Exercise requirements:
Print every line below exactly. Skip the pictures.

[Saved entries]
-=-=-

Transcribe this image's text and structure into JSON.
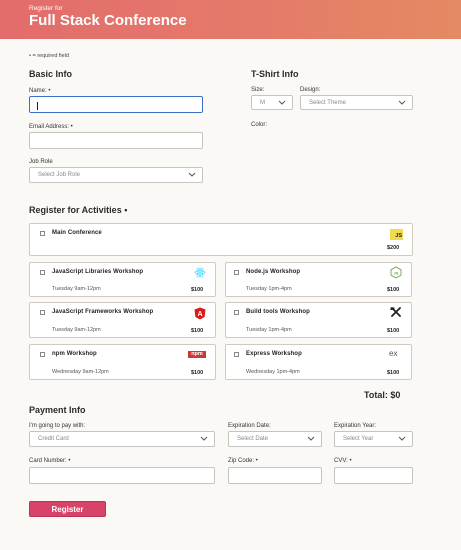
{
  "header": {
    "sup": "Register for",
    "title": "Full Stack Conference"
  },
  "required_note": "• = required field",
  "basic_info": {
    "heading": "Basic Info",
    "name_label": "Name: •",
    "name_value": "",
    "email_label": "Email Address: •",
    "email_value": "",
    "job_role_label": "Job Role",
    "job_role_selected": "Select Job Role"
  },
  "tshirt": {
    "heading": "T-Shirt Info",
    "size_label": "Size:",
    "size_selected": "M",
    "design_label": "Design:",
    "design_selected": "Select Theme",
    "color_label": "Color:"
  },
  "activities": {
    "heading": "Register for Activities •",
    "items": [
      {
        "name": "Main Conference",
        "time": "",
        "price": "$200",
        "logo": "JS",
        "logo_icon": "javascript-logo-icon"
      },
      {
        "name": "JavaScript Libraries Workshop",
        "time": "Tuesday 9am-12pm",
        "price": "$100",
        "logo": "",
        "logo_icon": "react-logo-icon"
      },
      {
        "name": "Node.js Workshop",
        "time": "Tuesday 1pm-4pm",
        "price": "$100",
        "logo": "JS",
        "logo_icon": "nodejs-logo-icon"
      },
      {
        "name": "JavaScript Frameworks Workshop",
        "time": "Tuesday 9am-12pm",
        "price": "$100",
        "logo": "A",
        "logo_icon": "angular-logo-icon"
      },
      {
        "name": "Build tools Workshop",
        "time": "Tuesday 1pm-4pm",
        "price": "$100",
        "logo": "",
        "logo_icon": "tools-icon"
      },
      {
        "name": "npm Workshop",
        "time": "Wednesday 9am-12pm",
        "price": "$100",
        "logo": "npm",
        "logo_icon": "npm-logo-icon"
      },
      {
        "name": "Express Workshop",
        "time": "Wednesday 1pm-4pm",
        "price": "$100",
        "logo": "ex",
        "logo_icon": "express-logo-icon"
      }
    ],
    "total": "Total: $0"
  },
  "payment": {
    "heading": "Payment Info",
    "method_label": "I'm going to pay with:",
    "method_selected": "Credit Card",
    "exp_date_label": "Expiration Date:",
    "exp_date_selected": "Select Date",
    "exp_year_label": "Expiration Year:",
    "exp_year_selected": "Select Year",
    "card_label": "Card Number: •",
    "zip_label": "Zip Code: •",
    "cvv_label": "CVV: •"
  },
  "register_button": "Register",
  "colors": {
    "accent": "#d94268",
    "header_start": "#e36c6c",
    "header_end": "#e48a62",
    "focus": "#3d6fc7"
  }
}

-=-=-

Solution to this exercise:
Transcribe this image's text and structure into JSON.
{
  "header": {
    "sup": "Register for",
    "title": "Full Stack Conference"
  },
  "required_note": "• = required field",
  "basic_info": {
    "heading": "Basic Info",
    "name_label": "Name: •",
    "name_value": "",
    "email_label": "Email Address: •",
    "email_value": "",
    "job_role_label": "Job Role",
    "job_role_selected": "Select Job Role"
  },
  "tshirt": {
    "heading": "T-Shirt Info",
    "size_label": "Size:",
    "size_selected": "M",
    "design_label": "Design:",
    "design_selected": "Select Theme",
    "color_label": "Color:"
  },
  "activities": {
    "heading": "Register for Activities •",
    "items": [
      {
        "name": "Main Conference",
        "time": "",
        "price": "$200",
        "logo": "JS",
        "logo_icon": "javascript-logo-icon"
      },
      {
        "name": "JavaScript Libraries Workshop",
        "time": "Tuesday 9am-12pm",
        "price": "$100",
        "logo": "",
        "logo_icon": "react-logo-icon"
      },
      {
        "name": "Node.js Workshop",
        "time": "Tuesday 1pm-4pm",
        "price": "$100",
        "logo": "JS",
        "logo_icon": "nodejs-logo-icon"
      },
      {
        "name": "JavaScript Frameworks Workshop",
        "time": "Tuesday 9am-12pm",
        "price": "$100",
        "logo": "A",
        "logo_icon": "angular-logo-icon"
      },
      {
        "name": "Build tools Workshop",
        "time": "Tuesday 1pm-4pm",
        "price": "$100",
        "logo": "",
        "logo_icon": "tools-icon"
      },
      {
        "name": "npm Workshop",
        "time": "Wednesday 9am-12pm",
        "price": "$100",
        "logo": "npm",
        "logo_icon": "npm-logo-icon"
      },
      {
        "name": "Express Workshop",
        "time": "Wednesday 1pm-4pm",
        "price": "$100",
        "logo": "ex",
        "logo_icon": "express-logo-icon"
      }
    ],
    "total": "Total: $0"
  },
  "payment": {
    "heading": "Payment Info",
    "method_label": "I'm going to pay with:",
    "method_selected": "Credit Card",
    "exp_date_label": "Expiration Date:",
    "exp_date_selected": "Select Date",
    "exp_year_label": "Expiration Year:",
    "exp_year_selected": "Select Year",
    "card_label": "Card Number: •",
    "zip_label": "Zip Code: •",
    "cvv_label": "CVV: •"
  },
  "register_button": "Register",
  "colors": {
    "accent": "#d94268",
    "header_start": "#e36c6c",
    "header_end": "#e48a62",
    "focus": "#3d6fc7"
  }
}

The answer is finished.